The Urban Black Male: Early Indicators of Algebra 1 Failure

#### Faculty Mentor(s)

Adviser Dr. Darcel Brady

Reader Dr. Kelly Brown

#### Project Type

EdD Colloquium - ONU

#### Scholarship Domain(s)

Scholarship of Community Application

#### Presentation Type

Other

#### Abstract

The meager mathematical performance of the Black male student has been a well-documented event that was well over 30 years in the making. The purpose of this study was to contribute to the literature on 9^{th} grade urban Black male algebra performance and to identify the existence of any early predictors of high school algebra 1 failure. Specifically, the study sought to identify any difference in the preferred learning styles, mathematics self-efficacy scores, and standardized test scores, among urban Black males 14-16 years who passed high school algebra 1 1^{st} semester of the 2016-2017 school year and urban Black males who failed high school algebra 1 1^{st} semester of the 2016-2017 school year. Data was collected via use of a leaning styles inventory, mathematical self-efficacy tool, and individual student standardized test perforce. The data analysis was completed via Chi Square analysis and t-test. Upon completion of the data analysis process no statistically significant findings were identified in the preferred learning styles, mathematics self-efficacy scores, or standardized test scores among the two groups investigated. The mathematics self-efficacy scores from the research participants in this current study averaged below the 60^{th} percentile indicating the research participants themselves had low math self-efficacy perceptions and are in need of high school algebra 1 supports. Furthermore, the results of self-efficacy findings are in alignment with other research that suggest low math self-efficacy is a good indicator of future poor math performance.

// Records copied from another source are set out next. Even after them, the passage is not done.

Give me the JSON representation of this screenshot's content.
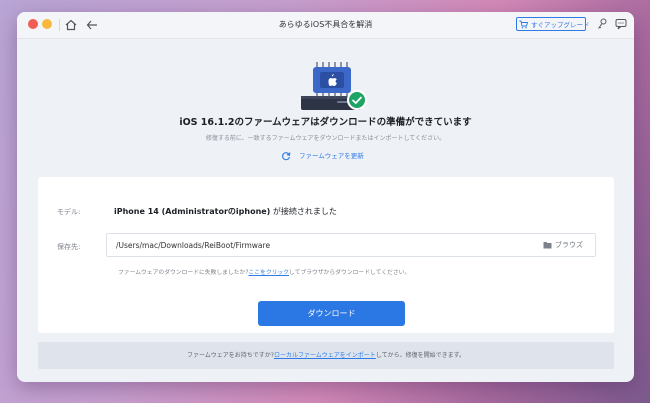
{
  "window": {
    "title": "あらゆるiOS不具合を解消",
    "upgrade_label": "すぐアップグレード"
  },
  "main": {
    "headline": "iOS 16.1.2のファームウェアはダウンロードの準備ができています",
    "subline": "修復する前に、一致するファームウェアをダウンロードまたはインポートしてください。",
    "refresh_label": "ファームウェアを更新"
  },
  "card": {
    "model_label": "モデル:",
    "model_name": "iPhone 14 (Administratorのiphone)",
    "model_status": " が接続されました",
    "save_label": "保存先:",
    "path_value": "/Users/mac/Downloads/ReiBoot/Firmware",
    "browse_label": "ブラウズ",
    "hint_before": "ファームウェアのダウンロードに失敗しましたか?",
    "hint_link": "ここをクリック",
    "hint_after": "してブラウザからダウンロードしてください。",
    "download_label": "ダウンロード"
  },
  "footer": {
    "before": "ファームウェアをお持ちですか?",
    "link": "ローカルファームウェアをインポート",
    "after": "してから、修復を開始できます。"
  },
  "colors": {
    "accent": "#2b77e3",
    "check": "#1fa463"
  }
}
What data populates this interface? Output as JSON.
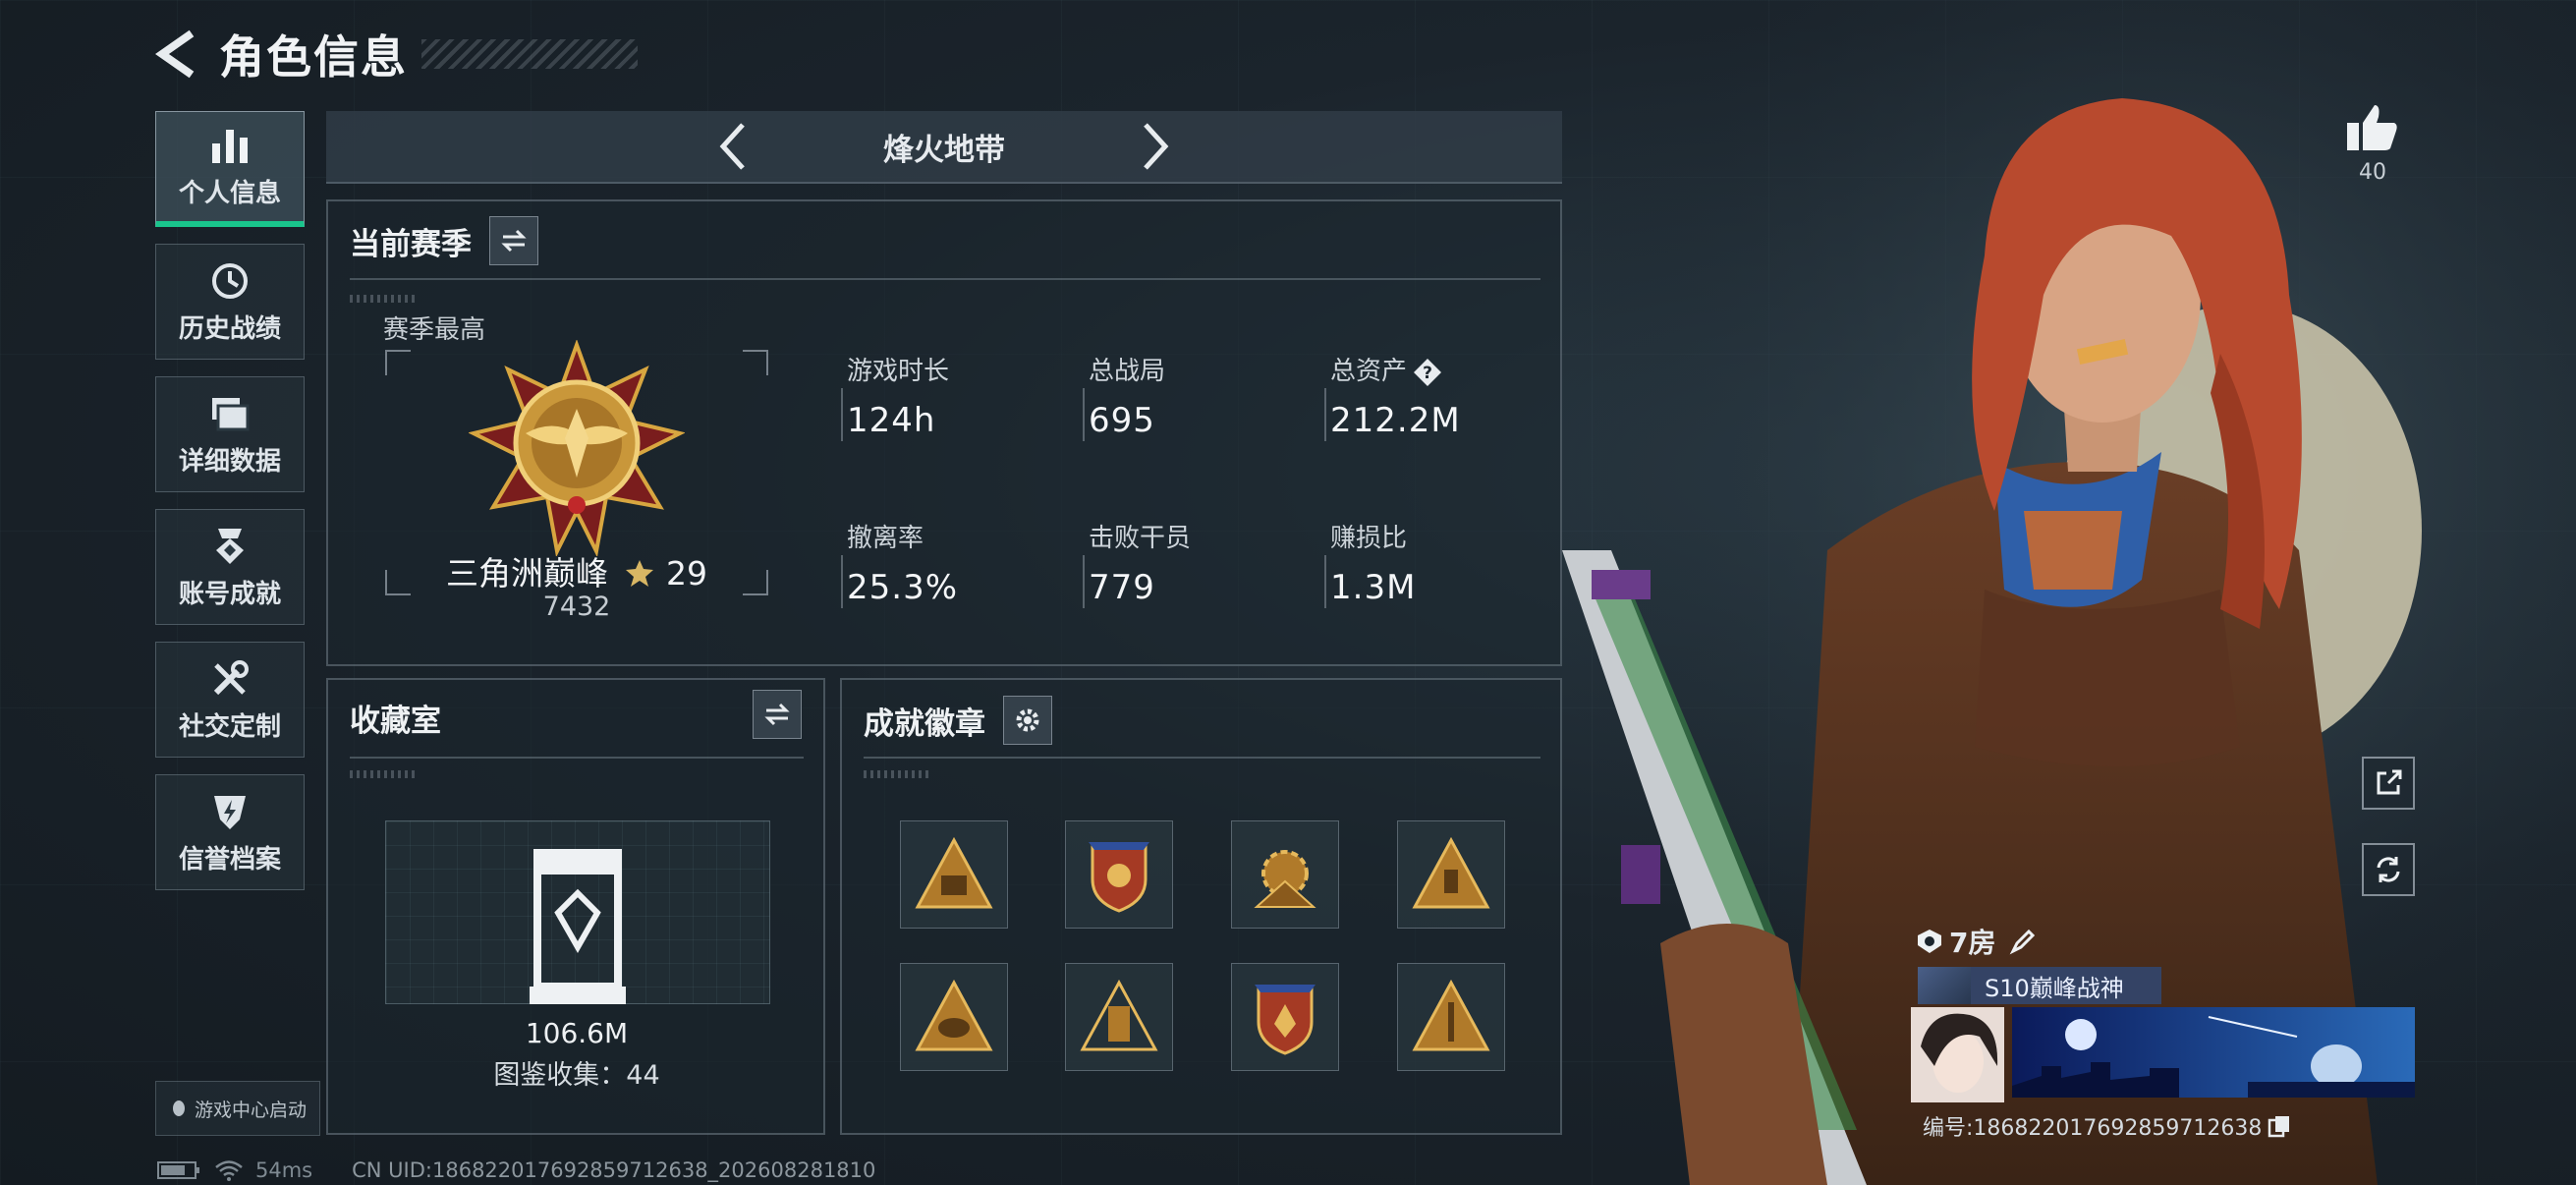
{
  "header": {
    "title": "角色信息"
  },
  "sidebar": {
    "items": [
      {
        "label": "个人信息",
        "icon": "bar-chart-icon",
        "active": true
      },
      {
        "label": "历史战绩",
        "icon": "history-icon"
      },
      {
        "label": "详细数据",
        "icon": "folder-icon"
      },
      {
        "label": "账号成就",
        "icon": "achievement-icon"
      },
      {
        "label": "社交定制",
        "icon": "tools-icon"
      },
      {
        "label": "信誉档案",
        "icon": "credit-icon"
      }
    ],
    "game_center": "游戏中心启动"
  },
  "mode": {
    "title": "烽火地带"
  },
  "season": {
    "title": "当前赛季",
    "best_label": "赛季最高",
    "rank_name": "三角洲巅峰",
    "rank_stars": "29",
    "rank_score": "7432",
    "stats": [
      {
        "label": "游戏时长",
        "value": "124h"
      },
      {
        "label": "总战局",
        "value": "695"
      },
      {
        "label": "总资产",
        "value": "212.2M",
        "help_icon": "question-icon"
      },
      {
        "label": "撤离率",
        "value": "25.3%"
      },
      {
        "label": "击败干员",
        "value": "779"
      },
      {
        "label": "赚损比",
        "value": "1.3M"
      }
    ]
  },
  "collection": {
    "title": "收藏室",
    "value": "106.6M",
    "count_text": "图鉴收集：44"
  },
  "achievements": {
    "title": "成就徽章",
    "badge_count": 8
  },
  "profile": {
    "likes": "40",
    "room": "7房",
    "badge_title": "S10巅峰战神",
    "id_text": "编号:1868220176928597126​38"
  },
  "status": {
    "ping": "54ms",
    "uid": "CN UID:186822017692859712638_202608281810"
  },
  "colors": {
    "accent_green": "#19c58c",
    "gold": "#d8a640",
    "hair": "#b84a2e"
  }
}
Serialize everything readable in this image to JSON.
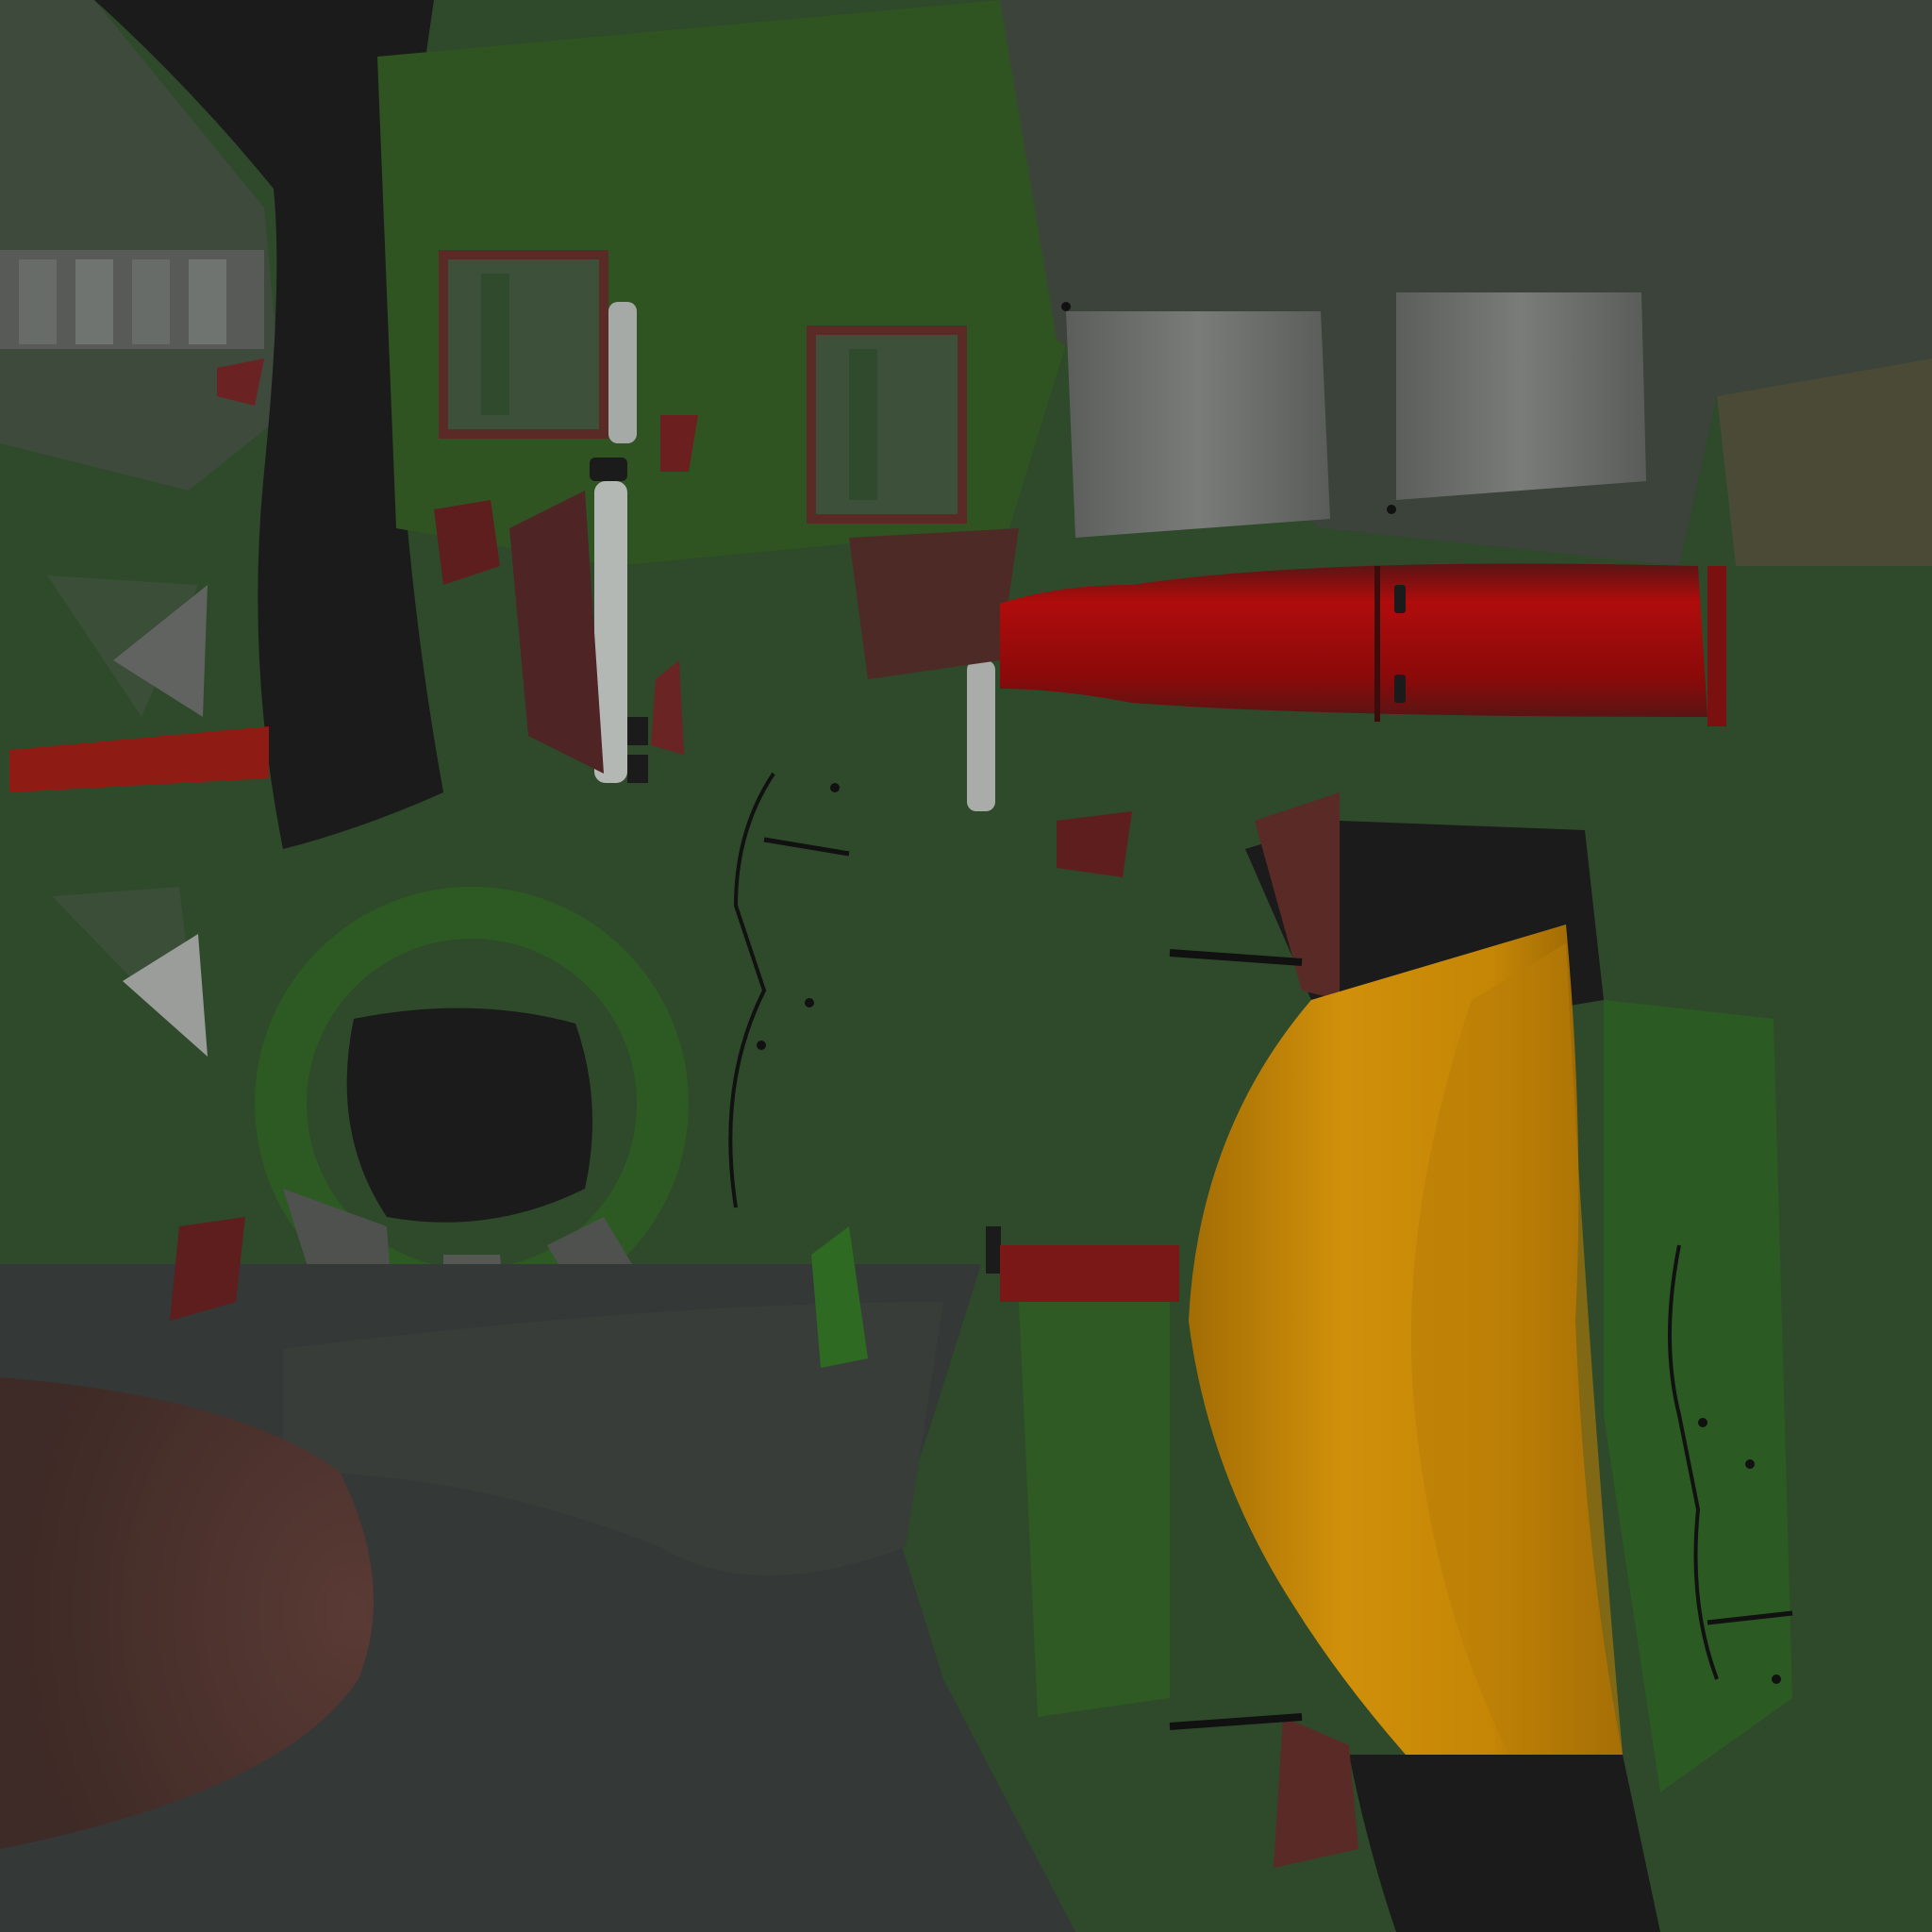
{
  "texture": {
    "description_visible_text": "",
    "palette": {
      "base_green": "#2e4a2a",
      "bright_green": "#2f5e22",
      "dark_slate": "#333735",
      "mid_slate": "#3b403c",
      "black": "#1b1b1b",
      "red": "#9a0c0c",
      "dark_red": "#5a1e1e",
      "maroon": "#4a2424",
      "yellow_ochre": "#c88a07",
      "dark_ochre": "#8c5e04",
      "grey_panel": "#6e706e",
      "light_grey": "#b8bcb8",
      "brown_wood": "#5c3a32",
      "olive": "#4a4a36"
    }
  }
}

#### Permission type

This work is licensed under a Creative Commons Attribution 4.0 License.

The Urban Black Male: Early Indicators of Algebra 1 Failure

Wisner Auditorium

The meager mathematical performance of the Black male student has been a well-documented event that was well over 30 years in the making. The purpose of this study was to contribute to the literature on 9^{th} grade urban Black male algebra performance and to identify the existence of any early predictors of high school algebra 1 failure. Specifically, the study sought to identify any difference in the preferred learning styles, mathematics self-efficacy scores, and standardized test scores, among urban Black males 14-16 years who passed high school algebra 1 1^{st} semester of the 2016-2017 school year and urban Black males who failed high school algebra 1 1^{st} semester of the 2016-2017 school year. Data was collected via use of a leaning styles inventory, mathematical self-efficacy tool, and individual student standardized test perforce. The data analysis was completed via Chi Square analysis and t-test. Upon completion of the data analysis process no statistically significant findings were identified in the preferred learning styles, mathematics self-efficacy scores, or standardized test scores among the two groups investigated. The mathematics self-efficacy scores from the research participants in this current study averaged below the 60^{th} percentile indicating the research participants themselves had low math self-efficacy perceptions and are in need of high school algebra 1 supports. Furthermore, the results of self-efficacy findings are in alignment with other research that suggest low math self-efficacy is a good indicator of future poor math performance.